2. I stash snacks… everywhere. Working in documentary film, you really never know where the day will take you, where your next meal is coming from, or when you might need a super-human boost of energy. I always have my team be sure they’ve stocked us up on healthy snacks, but I am also known for having an assortment of backup snacks in my bag. My crew is always happy, because no one wants to see their fearless leader hangry, and they themselves have been saved a time or two by a smushed granola bar or half-melted chocolate produced from my Mary-Poppins-esque bag.
3. I drink tons of water. Spending as much time as I do in airplanes, or on my feet in the hot sun for 10 hours at time, is incredibly dehydrating. I drink a ridiculous amount of water, and, never cold. Drinking hot water, even in 100 degree heat, is something I picked up after spending a lot of time working across Asia. At first, it was because I was in areas where boiling the water was a must, for safety reasons, but it’s also a tradition there, and has become a habit of mine by choice, no matter where I go. Hot water is thought to help digestion, flush out toxins, increase blood flow, and be a particularly effective way of keeping you hydrated and your electrolytes balanced. Like most things though, the reason I do it is simply because it makes me feel good.
4. I stopped taking vitamins. I know that sounds counterintuitive, but I was popping supplements like candy. For starters, who knows what’s in that stuff? They’re not regulated by the FDA, and there have been some scary findings when tests have been run on the ingredients (arsenic, anyone?). But, arguably more importantly, taking supplements made me feel less responsible to take care of myself. The best way to get vitamins is the old fashioned way — through your food and making good choices for yourself — and no pill can, or should, replace eating your vegetables or getting enough sleep.
5. I subscribe to the 80/20 principle. I don’t know a single person doing anything interesting or important, who is anywhere near inspiring to be around, who can be 100 percent healthy 100 percent of the time. And part of what I love about my work is getting to experience different cultures, and eating the local food is a huge part of that. I also spend a lot of time invited into people’s homes, where not eating the food they present is rude, and not the way to start when trying to get them to open up to you. All that is to say, it’s a balancing act, like so many other things in life. I make healthy choices 80 percent of the time, and 20 percent of the time I allow myself some flexibility.

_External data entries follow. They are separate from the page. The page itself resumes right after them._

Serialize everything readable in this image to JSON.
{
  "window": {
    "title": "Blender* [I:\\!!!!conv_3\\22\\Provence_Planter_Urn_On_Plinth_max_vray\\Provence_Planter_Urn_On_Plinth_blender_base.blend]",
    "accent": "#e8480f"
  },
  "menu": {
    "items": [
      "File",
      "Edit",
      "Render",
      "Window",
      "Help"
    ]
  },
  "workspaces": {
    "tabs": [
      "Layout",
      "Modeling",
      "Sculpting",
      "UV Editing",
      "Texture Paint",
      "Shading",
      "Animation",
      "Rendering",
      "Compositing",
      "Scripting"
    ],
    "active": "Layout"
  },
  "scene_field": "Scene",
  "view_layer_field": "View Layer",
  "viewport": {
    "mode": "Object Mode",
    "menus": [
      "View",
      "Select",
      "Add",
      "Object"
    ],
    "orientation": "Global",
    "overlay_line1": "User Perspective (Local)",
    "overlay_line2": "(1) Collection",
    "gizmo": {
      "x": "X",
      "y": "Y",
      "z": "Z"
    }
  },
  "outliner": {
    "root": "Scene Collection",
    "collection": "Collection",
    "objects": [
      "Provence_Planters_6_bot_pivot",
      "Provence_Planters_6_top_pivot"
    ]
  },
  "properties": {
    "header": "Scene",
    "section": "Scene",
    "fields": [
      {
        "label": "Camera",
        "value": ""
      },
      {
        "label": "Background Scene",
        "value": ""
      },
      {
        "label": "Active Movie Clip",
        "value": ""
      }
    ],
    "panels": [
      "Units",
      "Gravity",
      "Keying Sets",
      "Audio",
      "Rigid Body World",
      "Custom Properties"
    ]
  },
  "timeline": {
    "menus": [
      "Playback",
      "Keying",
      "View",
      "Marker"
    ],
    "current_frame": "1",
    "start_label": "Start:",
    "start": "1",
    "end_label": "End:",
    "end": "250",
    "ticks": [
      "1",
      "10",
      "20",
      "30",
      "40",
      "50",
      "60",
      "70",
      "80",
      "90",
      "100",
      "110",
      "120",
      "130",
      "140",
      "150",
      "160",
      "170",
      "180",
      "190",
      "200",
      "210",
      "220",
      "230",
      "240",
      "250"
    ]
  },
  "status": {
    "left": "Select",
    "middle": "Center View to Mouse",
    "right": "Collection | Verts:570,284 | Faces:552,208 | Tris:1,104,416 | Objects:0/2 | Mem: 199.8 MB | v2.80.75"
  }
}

Because if you live to 101, but you missed out on life and drove yourself crazy along the way, then I would argue, what’s the point? We’ve got one life. Take care of this body so you can do all you’re meant to in it, but don’t forget to live along the way.